I have long been an advocate for the rate-of-return regulatory model that has served American customers so well across regulated utility industries – electricity, natural gas, and water. Despite expanded service and increasing demand, regulated utility rates have increased more or less in line with inflation (although we are now undoubtedly in a rising cost era). However, the regulatory model is set up to reward scale and is full of safeguards to prevent the utility from charging unreasonable rates. While the model works for large companies and those safeguards are necessary, many small regulated water utilities are missing out on the regulatory process either because it is too expensive or too onerous. This ultimately leads to under-investment, losses in reliability, and threats to environmental compliance.
Out of the over fifty thousand water systems in the US, about 83% serve fewer than 3,500 people, and the majority of those are privately owned and operated. NAWC serves a number of those companies and our Small Companies Committee has long recognized a need to engage more small system owners in the regulatory process.

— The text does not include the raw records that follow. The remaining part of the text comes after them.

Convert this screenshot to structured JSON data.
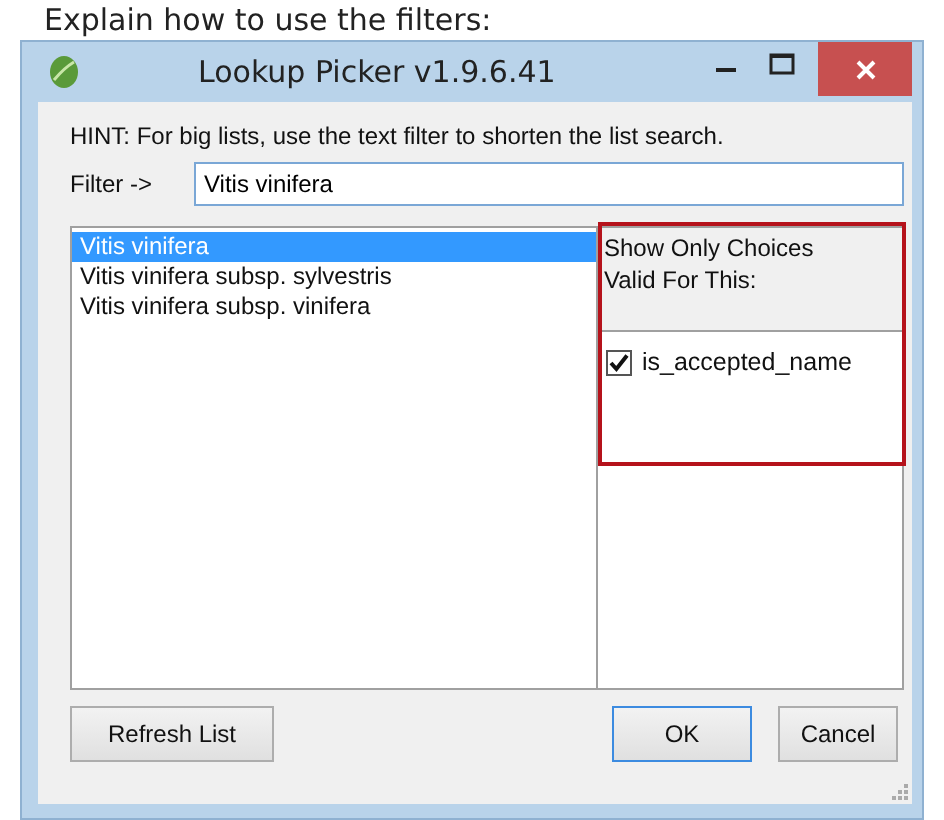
{
  "caption": "Explain how to use the filters:",
  "window": {
    "title": "Lookup Picker v1.9.6.41"
  },
  "hint": "HINT: For big lists, use the text filter to shorten the list search.",
  "filter": {
    "label": "Filter ->",
    "value": "Vitis vinifera"
  },
  "results": [
    {
      "text": "Vitis vinifera",
      "selected": true
    },
    {
      "text": "Vitis vinifera subsp. sylvestris",
      "selected": false
    },
    {
      "text": "Vitis vinifera subsp. vinifera",
      "selected": false
    }
  ],
  "valid_for": {
    "heading_lines": [
      "Show Only Choices",
      "Valid For This:"
    ],
    "options": [
      {
        "label": "is_accepted_name",
        "checked": true
      }
    ]
  },
  "buttons": {
    "refresh": "Refresh List",
    "ok": "OK",
    "cancel": "Cancel"
  }
}
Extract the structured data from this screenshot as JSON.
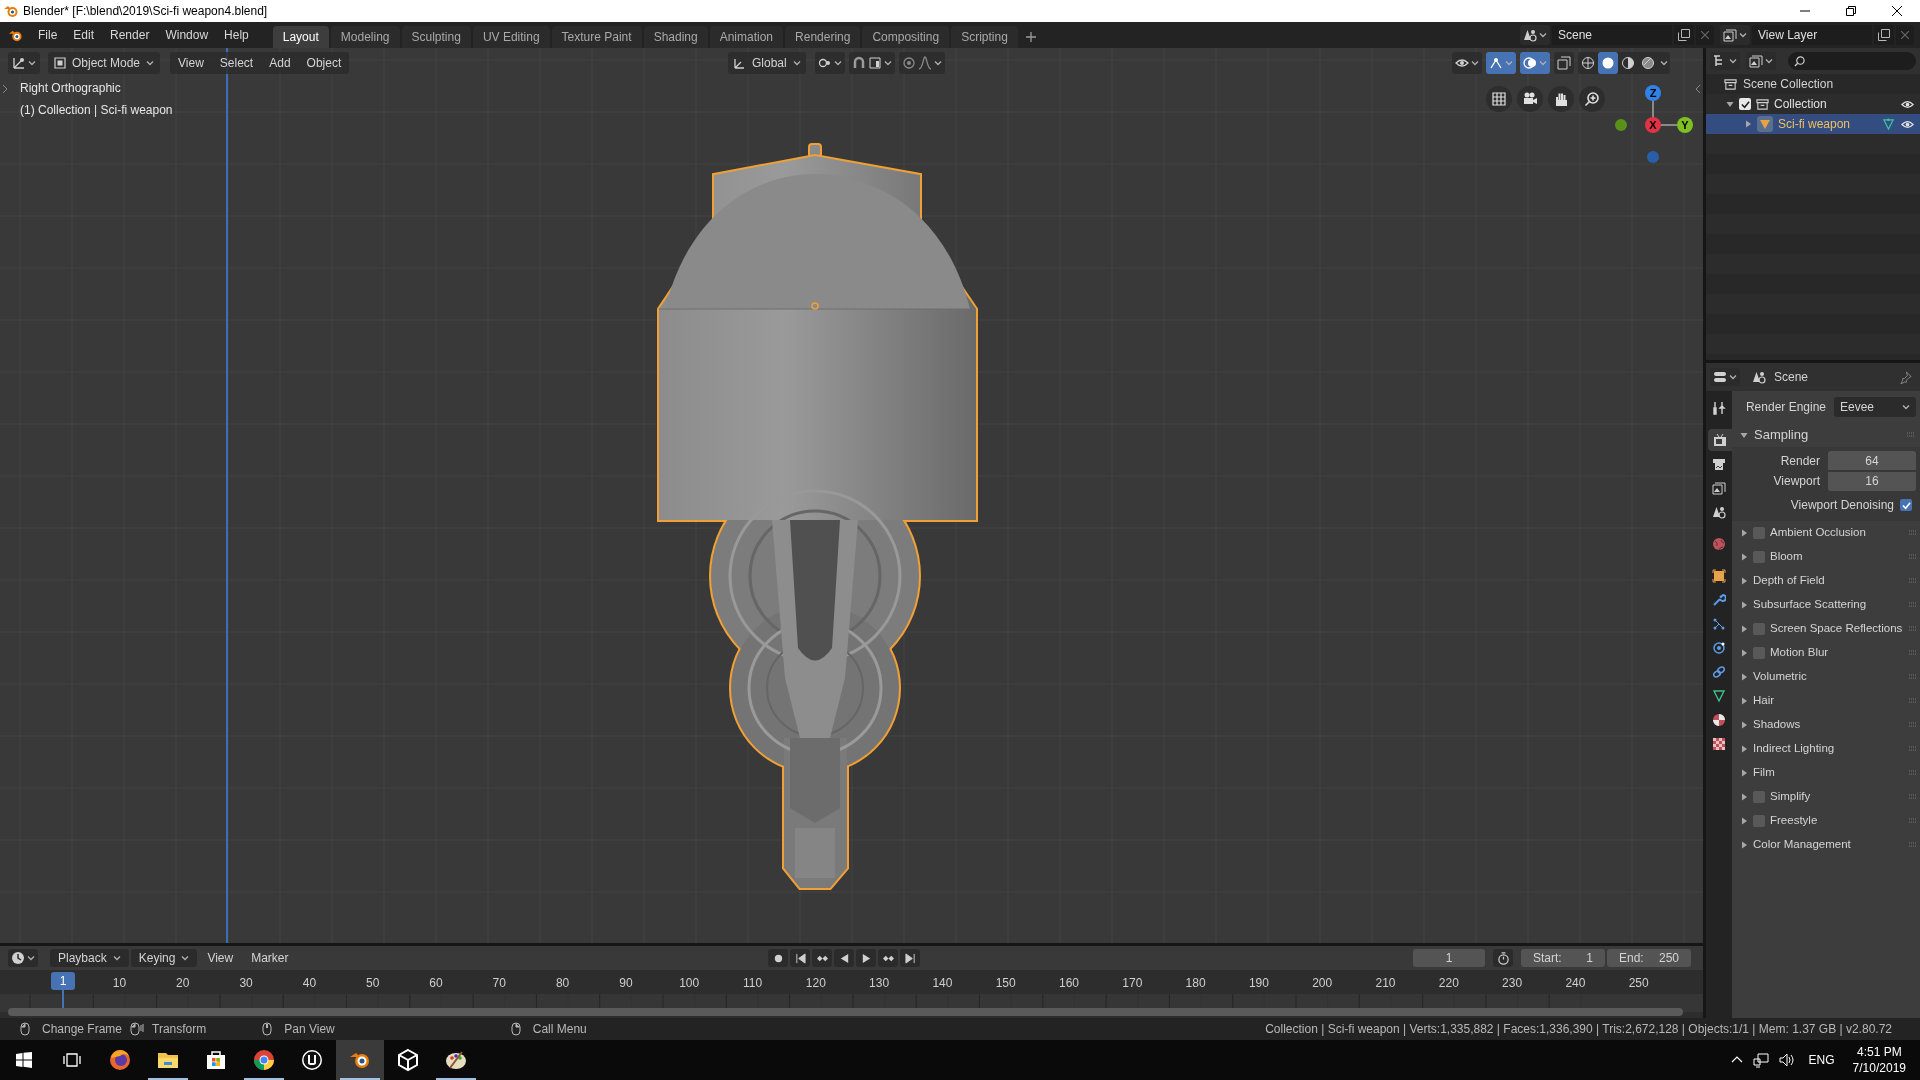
{
  "title_bar": {
    "title": "Blender* [F:\\blend\\2019\\Sci-fi weapon4.blend]"
  },
  "menu": [
    "File",
    "Edit",
    "Render",
    "Window",
    "Help"
  ],
  "workspaces": [
    {
      "label": "Layout",
      "selected": true
    },
    {
      "label": "Modeling",
      "selected": false
    },
    {
      "label": "Sculpting",
      "selected": false
    },
    {
      "label": "UV Editing",
      "selected": false
    },
    {
      "label": "Texture Paint",
      "selected": false
    },
    {
      "label": "Shading",
      "selected": false
    },
    {
      "label": "Animation",
      "selected": false
    },
    {
      "label": "Rendering",
      "selected": false
    },
    {
      "label": "Compositing",
      "selected": false
    },
    {
      "label": "Scripting",
      "selected": false
    }
  ],
  "scene": "Scene",
  "view_layer": "View Layer",
  "viewport": {
    "mode": "Object Mode",
    "menus": [
      "View",
      "Select",
      "Add",
      "Object"
    ],
    "orientation": "Global",
    "view_name": "Right Orthographic",
    "collection_info": "(1) Collection | Sci-fi weapon",
    "gizmo_axes": [
      {
        "label": "Z",
        "color": "#2f83e6"
      },
      {
        "label": "X",
        "color": "#e13345"
      },
      {
        "label": "Y",
        "color": "#7fbf22"
      }
    ]
  },
  "outliner": {
    "root": "Scene Collection",
    "items": [
      {
        "label": "Collection",
        "checked": true,
        "expanded": true,
        "selected": false,
        "children": [
          {
            "label": "Sci-fi weapon",
            "expanded": false,
            "selected": true
          }
        ]
      }
    ]
  },
  "properties": {
    "context": "Scene",
    "tabs": [
      {
        "kind": "tool",
        "selected": false
      },
      {
        "kind": "render",
        "selected": true
      },
      {
        "kind": "output",
        "selected": false
      },
      {
        "kind": "view_layer",
        "selected": false
      },
      {
        "kind": "scene",
        "selected": false
      },
      {
        "kind": "world",
        "selected": false
      },
      {
        "kind": "object",
        "selected": false
      },
      {
        "kind": "modifiers",
        "selected": false
      },
      {
        "kind": "particles",
        "selected": false
      },
      {
        "kind": "physics",
        "selected": false
      },
      {
        "kind": "constraints",
        "selected": false
      },
      {
        "kind": "data",
        "selected": false
      },
      {
        "kind": "material",
        "selected": false
      },
      {
        "kind": "texture",
        "selected": false
      }
    ],
    "render_engine_label": "Render Engine",
    "render_engine": "Eevee",
    "sampling": {
      "label": "Sampling",
      "expanded": true,
      "fields": [
        {
          "label": "Render",
          "value": "64"
        },
        {
          "label": "Viewport",
          "value": "16"
        }
      ],
      "denoising": {
        "label": "Viewport Denoising",
        "checked": true
      }
    },
    "panels": [
      {
        "label": "Ambient Occlusion",
        "kind": "toggle",
        "checked": false,
        "expanded": false
      },
      {
        "label": "Bloom",
        "kind": "toggle",
        "checked": false,
        "expanded": false
      },
      {
        "label": "Depth of Field",
        "kind": "plain",
        "expanded": false
      },
      {
        "label": "Subsurface Scattering",
        "kind": "plain",
        "expanded": false
      },
      {
        "label": "Screen Space Reflections",
        "kind": "toggle",
        "checked": false,
        "expanded": false
      },
      {
        "label": "Motion Blur",
        "kind": "toggle",
        "checked": false,
        "expanded": false
      },
      {
        "label": "Volumetric",
        "kind": "plain",
        "expanded": false
      },
      {
        "label": "Hair",
        "kind": "plain",
        "expanded": false
      },
      {
        "label": "Shadows",
        "kind": "plain",
        "expanded": false
      },
      {
        "label": "Indirect Lighting",
        "kind": "plain",
        "expanded": false
      },
      {
        "label": "Film",
        "kind": "plain",
        "expanded": false
      },
      {
        "label": "Simplify",
        "kind": "toggle",
        "checked": false,
        "expanded": false
      },
      {
        "label": "Freestyle",
        "kind": "toggle",
        "checked": false,
        "expanded": false
      },
      {
        "label": "Color Management",
        "kind": "plain",
        "expanded": false
      }
    ]
  },
  "timeline": {
    "menus": [
      {
        "label": "Playback",
        "dropdown": true
      },
      {
        "label": "Keying",
        "dropdown": true
      },
      {
        "label": "View",
        "dropdown": false
      },
      {
        "label": "Marker",
        "dropdown": false
      }
    ],
    "current_frame": "1",
    "start_label": "Start:",
    "start": "1",
    "end_label": "End:",
    "end": "250",
    "playhead": "1",
    "ruler": [
      "10",
      "20",
      "30",
      "40",
      "50",
      "60",
      "70",
      "80",
      "90",
      "100",
      "110",
      "120",
      "130",
      "140",
      "150",
      "160",
      "170",
      "180",
      "190",
      "200",
      "210",
      "220",
      "230",
      "240",
      "250"
    ]
  },
  "status_bar": {
    "hints": [
      {
        "label": "Change Frame",
        "kind": "left"
      },
      {
        "label": "Transform",
        "kind": "drag"
      },
      {
        "label": "Pan View",
        "kind": "middle"
      },
      {
        "label": "Call Menu",
        "kind": "right"
      }
    ],
    "stats": "Collection | Sci-fi weapon | Verts:1,335,882 | Faces:1,336,390 | Tris:2,672,128 | Objects:1/1 | Mem: 1.37 GB | v2.80.72"
  },
  "taskbar": {
    "apps": [
      {
        "kind": "firefox",
        "running": false,
        "selected": false
      },
      {
        "kind": "explorer",
        "running": true,
        "selected": false
      },
      {
        "kind": "store",
        "running": false,
        "selected": false
      },
      {
        "kind": "chrome",
        "running": true,
        "selected": false
      },
      {
        "kind": "unreal",
        "running": false,
        "selected": false
      },
      {
        "kind": "blender",
        "running": true,
        "selected": true
      },
      {
        "kind": "unity",
        "running": false,
        "selected": false
      },
      {
        "kind": "paint",
        "running": true,
        "selected": false
      }
    ],
    "language": "ENG",
    "time": "4:51 PM",
    "date": "7/10/2019"
  }
}
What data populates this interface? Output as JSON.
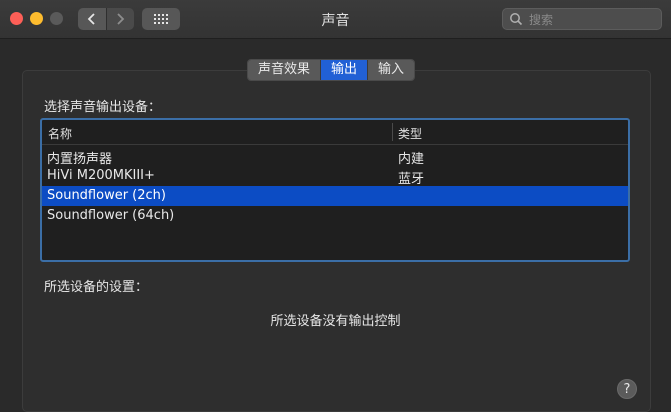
{
  "window": {
    "title": "声音"
  },
  "search": {
    "placeholder": "搜索"
  },
  "tabs": [
    {
      "label": "声音效果",
      "active": false
    },
    {
      "label": "输出",
      "active": true
    },
    {
      "label": "输入",
      "active": false
    }
  ],
  "output": {
    "select_label": "选择声音输出设备：",
    "columns": {
      "name": "名称",
      "type": "类型"
    },
    "devices": [
      {
        "name": "内置扬声器",
        "type": "内建",
        "selected": false
      },
      {
        "name": "HiVi M200MKIII+",
        "type": "蓝牙",
        "selected": false
      },
      {
        "name": "Soundflower (2ch)",
        "type": "",
        "selected": true
      },
      {
        "name": "Soundflower (64ch)",
        "type": "",
        "selected": false
      }
    ],
    "settings_label": "所选设备的设置：",
    "no_controls": "所选设备没有输出控制"
  },
  "help": {
    "label": "?"
  },
  "colors": {
    "accent": "#2160d5",
    "selection": "#0c4cc4"
  },
  "icons": [
    "back-icon",
    "forward-icon",
    "grid-icon",
    "search-icon"
  ]
}
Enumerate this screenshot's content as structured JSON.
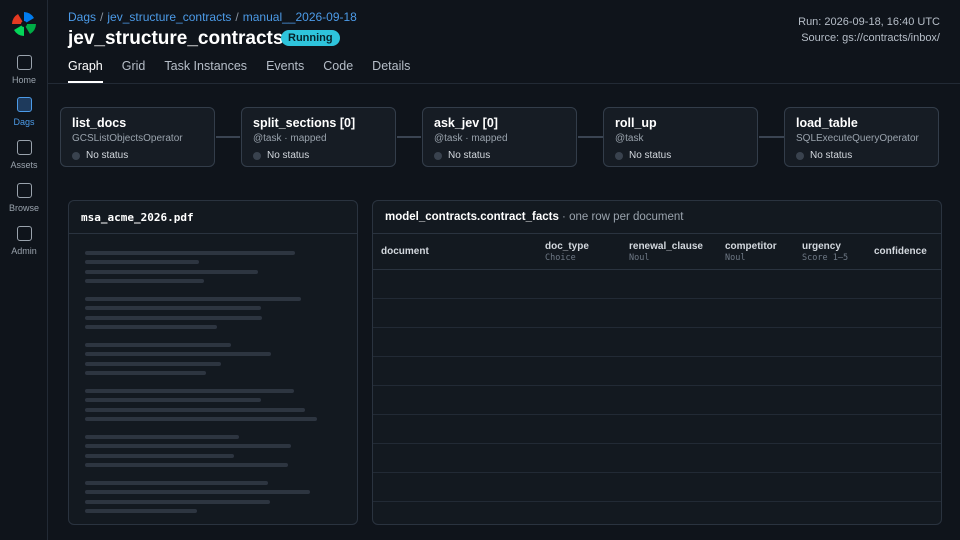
{
  "sidebar": {
    "items": [
      {
        "label": "Home",
        "active": false
      },
      {
        "label": "Dags",
        "active": true
      },
      {
        "label": "Assets",
        "active": false
      },
      {
        "label": "Browse",
        "active": false
      },
      {
        "label": "Admin",
        "active": false
      }
    ]
  },
  "breadcrumb": [
    "Dags",
    "jev_structure_contracts",
    "manual__2026-09-18"
  ],
  "header": {
    "title": "jev_structure_contracts",
    "status": "Running",
    "run": "Run: 2026-09-18, 16:40 UTC",
    "source": "Source: gs://contracts/inbox/"
  },
  "tabs": [
    "Graph",
    "Grid",
    "Task Instances",
    "Events",
    "Code",
    "Details"
  ],
  "active_tab": "Graph",
  "nodes": [
    {
      "name": "list_docs",
      "sub": "GCSListObjectsOperator",
      "status": "No status"
    },
    {
      "name": "split_sections [0]",
      "sub": "@task · mapped",
      "status": "No status"
    },
    {
      "name": "ask_jev [0]",
      "sub": "@task · mapped",
      "status": "No status"
    },
    {
      "name": "roll_up",
      "sub": "@task",
      "status": "No status"
    },
    {
      "name": "load_table",
      "sub": "SQLExecuteQueryOperator",
      "status": "No status"
    }
  ],
  "document": {
    "filename": "msa_acme_2026.pdf"
  },
  "table": {
    "name": "model_contracts.contract_facts",
    "description": " · one row per document",
    "columns": [
      {
        "name": "document",
        "type": ""
      },
      {
        "name": "doc_type",
        "type": "Choice"
      },
      {
        "name": "renewal_clause",
        "type": "Noul"
      },
      {
        "name": "competitor",
        "type": "Noul"
      },
      {
        "name": "urgency",
        "type": "Score 1–5"
      },
      {
        "name": "confidence",
        "type": ""
      }
    ],
    "row_count": 9
  },
  "colors": {
    "accent": "#4c9be8",
    "status_running": "#2ec4dc",
    "background": "#0f141b"
  }
}
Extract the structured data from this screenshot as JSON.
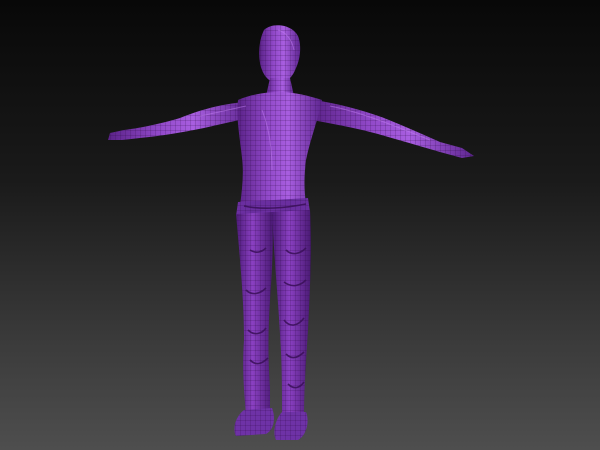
{
  "viewport": {
    "background_top": "#080808",
    "background_bottom": "#4e4e4e"
  },
  "model": {
    "icon": "t-pose-human-mesh",
    "material_color": "#8c3ec4",
    "material_shadow": "#4a1a70",
    "material_highlight": "#b46be6",
    "wireframe_color": "#2a0a40",
    "wireframe_visible": true
  }
}
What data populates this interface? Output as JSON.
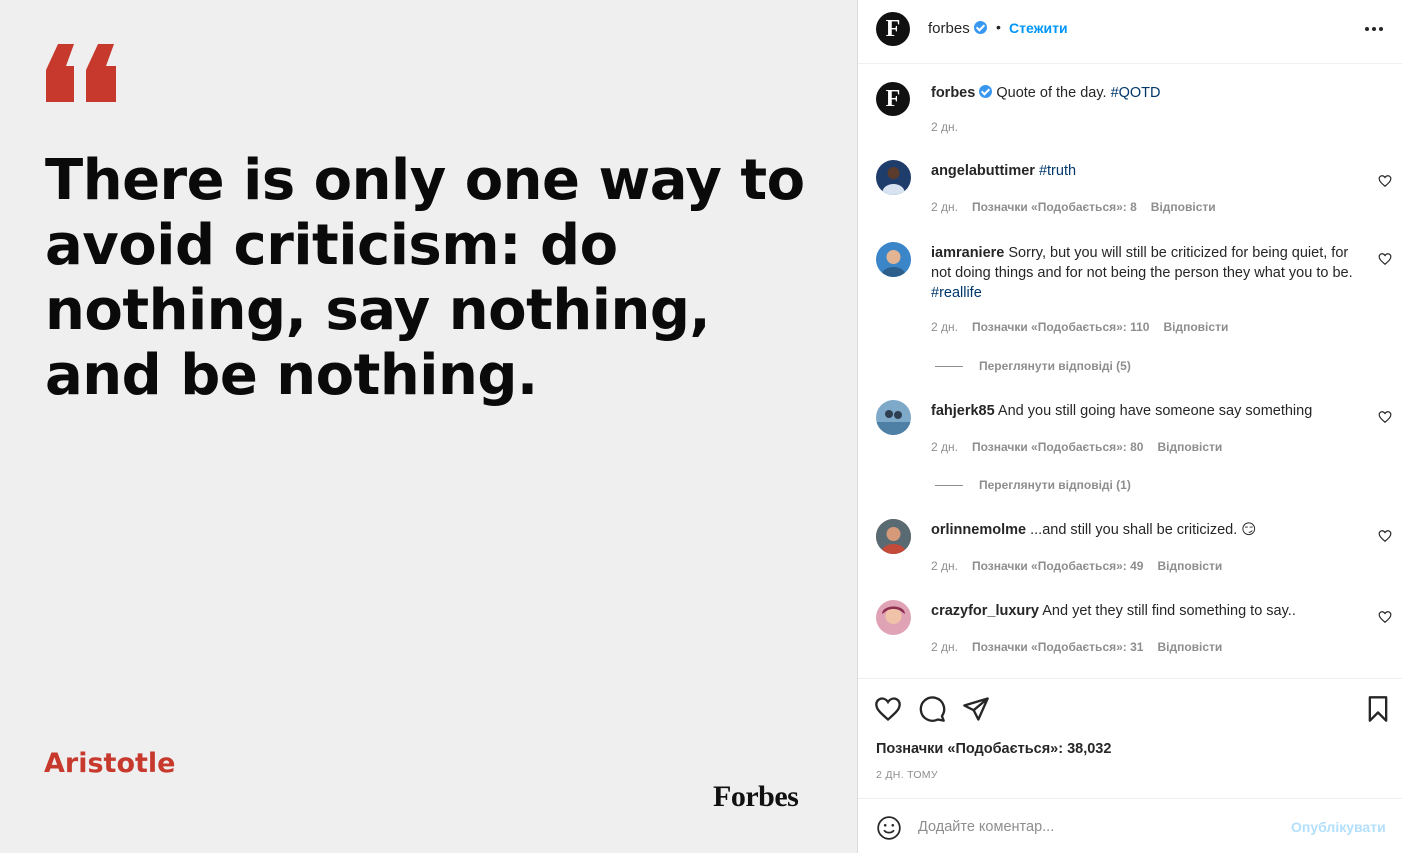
{
  "post_image": {
    "quote": "There is only one way to avoid criticism: do nothing, say nothing, and be nothing.",
    "author": "Aristotle",
    "logo": "Forbes",
    "accent_color": "#c7392d"
  },
  "header": {
    "avatar_letter": "F",
    "username": "forbes",
    "separator": "•",
    "follow_label": "Стежити",
    "more_icon": "more-horizontal-icon"
  },
  "caption": {
    "avatar_letter": "F",
    "username": "forbes",
    "text": "Quote of the day.",
    "hashtag": "#QOTD",
    "time": "2 дн."
  },
  "comments": [
    {
      "username": "angelabuttimer",
      "text": "",
      "hashtag": "#truth",
      "time": "2 дн.",
      "likes": "Позначки «Подобається»: 8",
      "reply": "Відповісти",
      "avatar_color": "#1e3d6b"
    },
    {
      "username": "iamraniere",
      "text": "Sorry, but you will still be criticized for being quiet, for not doing things and for not being the person they what you to be.",
      "hashtag": "#reallife",
      "time": "2 дн.",
      "likes": "Позначки «Подобається»: 110",
      "reply": "Відповісти",
      "view_replies": "Переглянути відповіді (5)",
      "avatar_color": "#3a86c8"
    },
    {
      "username": "fahjerk85",
      "text": "And you still going have someone say something",
      "hashtag": "",
      "time": "2 дн.",
      "likes": "Позначки «Подобається»: 80",
      "reply": "Відповісти",
      "view_replies": "Переглянути відповіді (1)",
      "avatar_color": "#7fa9c9"
    },
    {
      "username": "orlinnemolme",
      "text": "...and still you shall be criticized. 😏",
      "hashtag": "",
      "time": "2 дн.",
      "likes": "Позначки «Подобається»: 49",
      "reply": "Відповісти",
      "avatar_color": "#8a5a44"
    },
    {
      "username": "crazyfor_luxury",
      "text": "And yet they still find something to say..",
      "hashtag": "",
      "time": "2 дн.",
      "likes": "Позначки «Подобається»: 31",
      "reply": "Відповісти",
      "avatar_color": "#e0a3b5"
    }
  ],
  "actions": {
    "like_icon": "heart-icon",
    "comment_icon": "comment-icon",
    "share_icon": "send-icon",
    "save_icon": "bookmark-icon",
    "likes_text": "Позначки «Подобається»: 38,032",
    "time_ago": "2 ДН. ТОМУ"
  },
  "add_comment": {
    "emoji_icon": "emoji-icon",
    "placeholder": "Додайте коментар...",
    "publish_label": "Опублікувати"
  }
}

Over the past nine months, we have been working to identify a set of regulatory best practices for small systems that will be presented to the NARUC Water Committee in July of this year, including a sample rate application and survey of current policies. Over the next few months, I will be posting stories on recent developments on small system regulatory issues, as well as explaining some of the best practices we have identified.
If you have any recommendations on states that are proactively working with small companies on the regulatory process, let us know in the comments below.